THE TASK => Your copy of the data should match it exactly, leaving out only the pictures.

++++++++++++++++++++

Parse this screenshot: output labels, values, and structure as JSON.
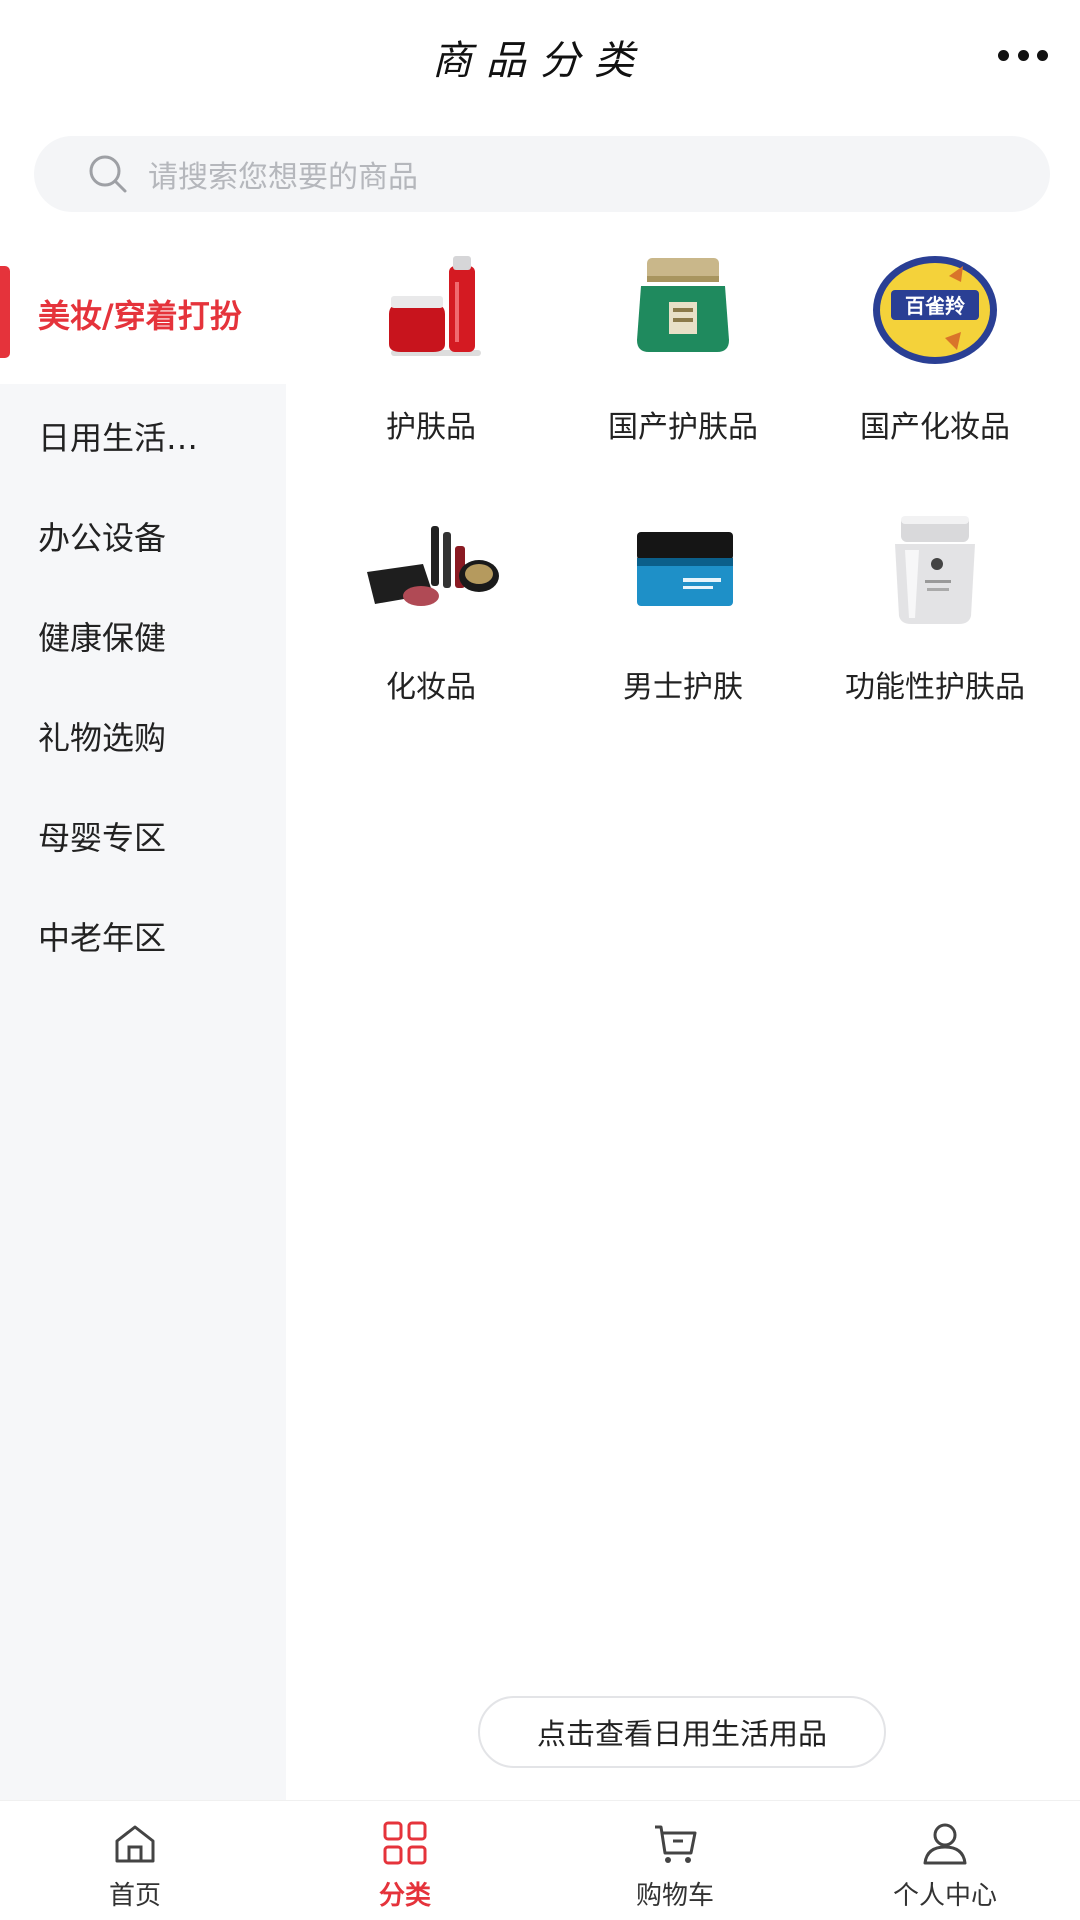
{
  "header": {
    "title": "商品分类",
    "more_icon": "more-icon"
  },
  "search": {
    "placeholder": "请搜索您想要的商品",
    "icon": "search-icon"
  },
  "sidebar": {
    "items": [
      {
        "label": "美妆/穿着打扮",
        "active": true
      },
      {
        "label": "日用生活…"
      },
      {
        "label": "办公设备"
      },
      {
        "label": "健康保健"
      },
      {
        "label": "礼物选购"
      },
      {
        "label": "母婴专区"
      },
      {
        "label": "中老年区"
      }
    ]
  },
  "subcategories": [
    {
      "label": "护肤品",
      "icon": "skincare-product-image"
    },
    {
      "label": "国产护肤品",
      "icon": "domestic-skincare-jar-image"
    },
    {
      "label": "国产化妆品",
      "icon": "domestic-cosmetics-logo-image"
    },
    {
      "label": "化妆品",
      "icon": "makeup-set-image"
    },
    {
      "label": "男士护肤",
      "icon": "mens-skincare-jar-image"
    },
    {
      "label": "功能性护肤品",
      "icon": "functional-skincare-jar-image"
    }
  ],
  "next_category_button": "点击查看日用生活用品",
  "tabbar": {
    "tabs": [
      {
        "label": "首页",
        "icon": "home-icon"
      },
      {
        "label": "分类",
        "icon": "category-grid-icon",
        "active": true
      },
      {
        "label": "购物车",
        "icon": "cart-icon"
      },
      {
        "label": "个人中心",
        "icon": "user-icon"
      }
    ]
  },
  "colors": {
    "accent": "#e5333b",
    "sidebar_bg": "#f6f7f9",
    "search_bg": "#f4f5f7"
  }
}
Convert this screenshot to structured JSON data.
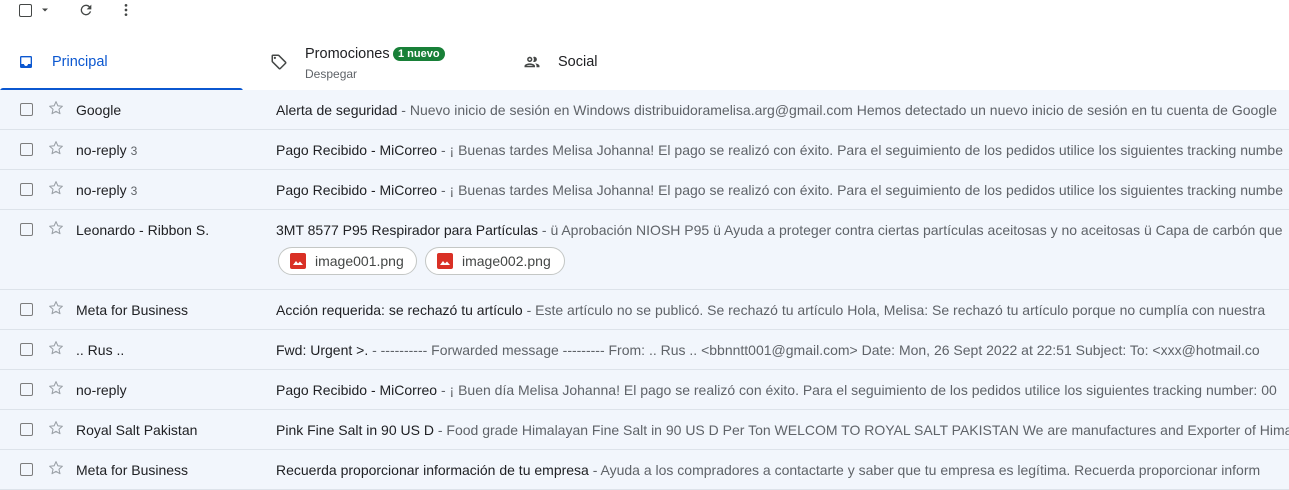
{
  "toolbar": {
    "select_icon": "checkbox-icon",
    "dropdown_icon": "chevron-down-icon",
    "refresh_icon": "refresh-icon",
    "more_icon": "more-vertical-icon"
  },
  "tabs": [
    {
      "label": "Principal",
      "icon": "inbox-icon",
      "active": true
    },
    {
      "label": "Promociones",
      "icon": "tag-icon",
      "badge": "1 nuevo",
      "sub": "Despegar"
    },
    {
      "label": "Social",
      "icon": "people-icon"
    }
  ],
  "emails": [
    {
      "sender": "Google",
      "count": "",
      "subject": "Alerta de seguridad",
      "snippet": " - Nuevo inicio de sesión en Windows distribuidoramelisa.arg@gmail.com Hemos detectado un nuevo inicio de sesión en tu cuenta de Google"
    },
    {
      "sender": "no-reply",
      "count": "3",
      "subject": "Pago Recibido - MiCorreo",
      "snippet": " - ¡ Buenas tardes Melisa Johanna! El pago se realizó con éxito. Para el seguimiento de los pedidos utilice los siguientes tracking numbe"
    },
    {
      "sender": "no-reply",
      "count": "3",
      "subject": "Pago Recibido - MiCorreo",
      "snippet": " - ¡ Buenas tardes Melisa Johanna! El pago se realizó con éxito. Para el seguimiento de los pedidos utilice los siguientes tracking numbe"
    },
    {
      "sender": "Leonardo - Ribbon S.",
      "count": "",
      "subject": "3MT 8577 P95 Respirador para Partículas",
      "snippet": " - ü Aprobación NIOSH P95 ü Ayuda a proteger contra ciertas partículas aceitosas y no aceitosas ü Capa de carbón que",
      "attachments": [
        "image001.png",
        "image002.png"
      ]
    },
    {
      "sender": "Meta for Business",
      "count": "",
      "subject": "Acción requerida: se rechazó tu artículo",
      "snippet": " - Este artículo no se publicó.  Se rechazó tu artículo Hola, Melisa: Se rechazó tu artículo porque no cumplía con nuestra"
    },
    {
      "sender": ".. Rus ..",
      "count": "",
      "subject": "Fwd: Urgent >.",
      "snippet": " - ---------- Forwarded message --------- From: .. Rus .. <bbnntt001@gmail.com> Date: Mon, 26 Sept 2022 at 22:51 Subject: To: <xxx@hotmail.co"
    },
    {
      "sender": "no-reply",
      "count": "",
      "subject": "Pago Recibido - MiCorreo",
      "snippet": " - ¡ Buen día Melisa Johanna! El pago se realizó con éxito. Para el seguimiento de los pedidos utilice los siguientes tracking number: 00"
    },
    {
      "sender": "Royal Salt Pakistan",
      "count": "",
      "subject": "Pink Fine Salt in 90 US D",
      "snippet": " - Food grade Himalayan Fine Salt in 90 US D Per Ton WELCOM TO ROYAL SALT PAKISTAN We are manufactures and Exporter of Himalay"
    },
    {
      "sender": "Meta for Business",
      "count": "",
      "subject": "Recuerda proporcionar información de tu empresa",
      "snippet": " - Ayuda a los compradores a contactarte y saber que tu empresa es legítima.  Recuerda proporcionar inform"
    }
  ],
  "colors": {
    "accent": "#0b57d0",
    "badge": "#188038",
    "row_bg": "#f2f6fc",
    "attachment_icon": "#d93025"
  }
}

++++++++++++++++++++

RESPONSE =>
Parse this screenshot: output labels, values, and structure as JSON.
{
  "header": {
    "title": "商品分类",
    "more_icon": "more-icon"
  },
  "search": {
    "placeholder": "请搜索您想要的商品",
    "icon": "search-icon"
  },
  "sidebar": {
    "items": [
      {
        "label": "美妆/穿着打扮",
        "active": true
      },
      {
        "label": "日用生活…"
      },
      {
        "label": "办公设备"
      },
      {
        "label": "健康保健"
      },
      {
        "label": "礼物选购"
      },
      {
        "label": "母婴专区"
      },
      {
        "label": "中老年区"
      }
    ]
  },
  "subcategories": [
    {
      "label": "护肤品",
      "icon": "skincare-product-image"
    },
    {
      "label": "国产护肤品",
      "icon": "domestic-skincare-jar-image"
    },
    {
      "label": "国产化妆品",
      "icon": "domestic-cosmetics-logo-image"
    },
    {
      "label": "化妆品",
      "icon": "makeup-set-image"
    },
    {
      "label": "男士护肤",
      "icon": "mens-skincare-jar-image"
    },
    {
      "label": "功能性护肤品",
      "icon": "functional-skincare-jar-image"
    }
  ],
  "next_category_button": "点击查看日用生活用品",
  "tabbar": {
    "tabs": [
      {
        "label": "首页",
        "icon": "home-icon"
      },
      {
        "label": "分类",
        "icon": "category-grid-icon",
        "active": true
      },
      {
        "label": "购物车",
        "icon": "cart-icon"
      },
      {
        "label": "个人中心",
        "icon": "user-icon"
      }
    ]
  },
  "colors": {
    "accent": "#e5333b",
    "sidebar_bg": "#f6f7f9",
    "search_bg": "#f4f5f7"
  }
}
Convert this screenshot to structured JSON data.
{
  "toolbar": {
    "select_icon": "checkbox-icon",
    "dropdown_icon": "chevron-down-icon",
    "refresh_icon": "refresh-icon",
    "more_icon": "more-vertical-icon"
  },
  "tabs": [
    {
      "label": "Principal",
      "icon": "inbox-icon",
      "active": true
    },
    {
      "label": "Promociones",
      "icon": "tag-icon",
      "badge": "1 nuevo",
      "sub": "Despegar"
    },
    {
      "label": "Social",
      "icon": "people-icon"
    }
  ],
  "emails": [
    {
      "sender": "Google",
      "count": "",
      "subject": "Alerta de seguridad",
      "snippet": " - Nuevo inicio de sesión en Windows distribuidoramelisa.arg@gmail.com Hemos detectado un nuevo inicio de sesión en tu cuenta de Google"
    },
    {
      "sender": "no-reply",
      "count": "3",
      "subject": "Pago Recibido - MiCorreo",
      "snippet": " - ¡ Buenas tardes Melisa Johanna! El pago se realizó con éxito. Para el seguimiento de los pedidos utilice los siguientes tracking numbe"
    },
    {
      "sender": "no-reply",
      "count": "3",
      "subject": "Pago Recibido - MiCorreo",
      "snippet": " - ¡ Buenas tardes Melisa Johanna! El pago se realizó con éxito. Para el seguimiento de los pedidos utilice los siguientes tracking numbe"
    },
    {
      "sender": "Leonardo - Ribbon S.",
      "count": "",
      "subject": "3MT 8577 P95 Respirador para Partículas",
      "snippet": " - ü Aprobación NIOSH P95 ü Ayuda a proteger contra ciertas partículas aceitosas y no aceitosas ü Capa de carbón que",
      "attachments": [
        "image001.png",
        "image002.png"
      ]
    },
    {
      "sender": "Meta for Business",
      "count": "",
      "subject": "Acción requerida: se rechazó tu artículo",
      "snippet": " - Este artículo no se publicó.  Se rechazó tu artículo Hola, Melisa: Se rechazó tu artículo porque no cumplía con nuestra"
    },
    {
      "sender": ".. Rus ..",
      "count": "",
      "subject": "Fwd: Urgent >.",
      "snippet": " - ---------- Forwarded message --------- From: .. Rus .. <bbnntt001@gmail.com> Date: Mon, 26 Sept 2022 at 22:51 Subject: To: <xxx@hotmail.co"
    },
    {
      "sender": "no-reply",
      "count": "",
      "subject": "Pago Recibido - MiCorreo",
      "snippet": " - ¡ Buen día Melisa Johanna! El pago se realizó con éxito. Para el seguimiento de los pedidos utilice los siguientes tracking number: 00"
    },
    {
      "sender": "Royal Salt Pakistan",
      "count": "",
      "subject": "Pink Fine Salt in 90 US D",
      "snippet": " - Food grade Himalayan Fine Salt in 90 US D Per Ton WELCOM TO ROYAL SALT PAKISTAN We are manufactures and Exporter of Himalay"
    },
    {
      "sender": "Meta for Business",
      "count": "",
      "subject": "Recuerda proporcionar información de tu empresa",
      "snippet": " - Ayuda a los compradores a contactarte y saber que tu empresa es legítima.  Recuerda proporcionar inform"
    }
  ],
  "colors": {
    "accent": "#0b57d0",
    "badge": "#188038",
    "row_bg": "#f2f6fc",
    "attachment_icon": "#d93025"
  }
}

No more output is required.